In November, Lee became the Globe’s senior assistant managing editor, talent and community. His experience in newsrooms and journalism organizations across the United States prepared him for this larger role, where he hopes to foster diversity in the Globe’s newsroom and the greater Boston community.
“It's a brand new job … I've been an unofficial recruiter for (not just) the company I work for now, but other newsrooms around the country,” Lee, 47, said. “But it was not something I focused on every day because I still had a day job. So this is a job I can focus on full-time because I've been known to be a person who connects talented people to newsrooms around the country.”
Lee’s new role involves finding and retaining talent at the Globe and leading journalism projects that impact Boston communities. His return to the Globe marks a new path in Lee’s career, a challenge Lee has worked toward since the start of his career.
The Louisiana native began his career at The Times-Picayune in New Orleans, where he started off as an agate clerk while studying at Xavier University of Louisiana. Lee finished his time at the Picayune as a slot editor. He went on to serve as the Washington Post’s senior assistant sports editor, became the senior assistant sports editor at the Boston Globe for eight years and then led his own sports department at the Sun Sentinel in South Florida. He later spent three years as editorial director at NBA.com.
Lee, who describes himself as a hyper person, likes to stay busy. While taking on these roles, Lee found time to become a board member and internship program coordinator for the Sports Journalism Institute. He was also the youngest president of the National Association of Black Journalists from 2011-13.
“I think those leadership skills have served him well in journalism,” said Leon H. Carter, editorial director for talent and development at The Athletic. “Now back at the Boston Globe, on the masthead and helping out in a real way ... it's no surprise to me what he has accomplished. I expect that from him, and expect even more.”
Although Lee’s new role includes finding bright journalists for the Globe, his greatest goal is to encourage diversity among the Globe’s coverage and readers. Lee said the Globe’s subscriber base is not very diverse, and he hopes to suggest new subscribers in other Boston communities. Right now, his focus is bringing the Globe’s journalism to diverse communities as well as creating community in expanded coverage areas of technology and climate.
“I told our leadership that this is going to take an investment,” Lee said. “You can't just turn on a light switch and do a couple of stories and expect them to subscribe. You're going to have to take this as a long view, so that we can gain and earn the trust of these potential subscribers.”
As Lee embarks on his new role, he is excited for the new responsibilities that awaits.

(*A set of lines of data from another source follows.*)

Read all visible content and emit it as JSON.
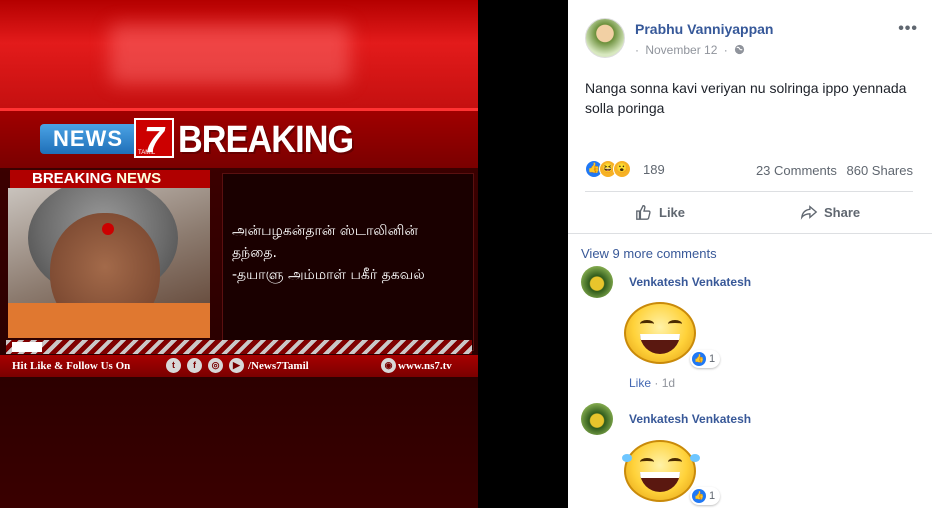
{
  "image": {
    "logo_word": "NEWS",
    "logo_number": "7",
    "logo_sub": "TAMIL",
    "headline": "BREAKING NEWS",
    "sub_label_a": "BREAKING",
    "sub_label_b": "NEWS",
    "quote_line1": "அன்பழகன்தான் ஸ்டாலினின்",
    "quote_line2": "தந்தை.",
    "quote_line3": "-தயாளு அம்மாள் பகீர் தகவல்",
    "follow_text": "Hit Like & Follow Us On",
    "handle": "/News7Tamil",
    "website": "www.ns7.tv"
  },
  "post": {
    "author": "Prabhu Vanniyappan",
    "date": "November 12",
    "separator": "·",
    "privacy_icon": "globe-icon",
    "more_icon": "•••",
    "text": "Nanga sonna kavi veriyan nu solringa ippo yennada solla poringa",
    "reaction_count": "189",
    "comments_count": "23 Comments",
    "shares_count": "860 Shares",
    "like_label": "Like",
    "share_label": "Share"
  },
  "comments": {
    "view_more": "View 9 more comments",
    "items": [
      {
        "name": "Venkatesh Venkatesh",
        "reactions": "1",
        "like_label": "Like",
        "time": "1d"
      },
      {
        "name": "Venkatesh Venkatesh",
        "reactions": "1"
      }
    ]
  },
  "colors": {
    "link_blue": "#365899",
    "like_blue": "#2078f4",
    "news_red": "#c00000"
  }
}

“Being on the masthead of a newspaper was something that was a goal, (but) I never really plotted to do it,” Lee said. “It happened at the right time (and) place for me, and I've been fortunate that my career has been able to shake out that way.”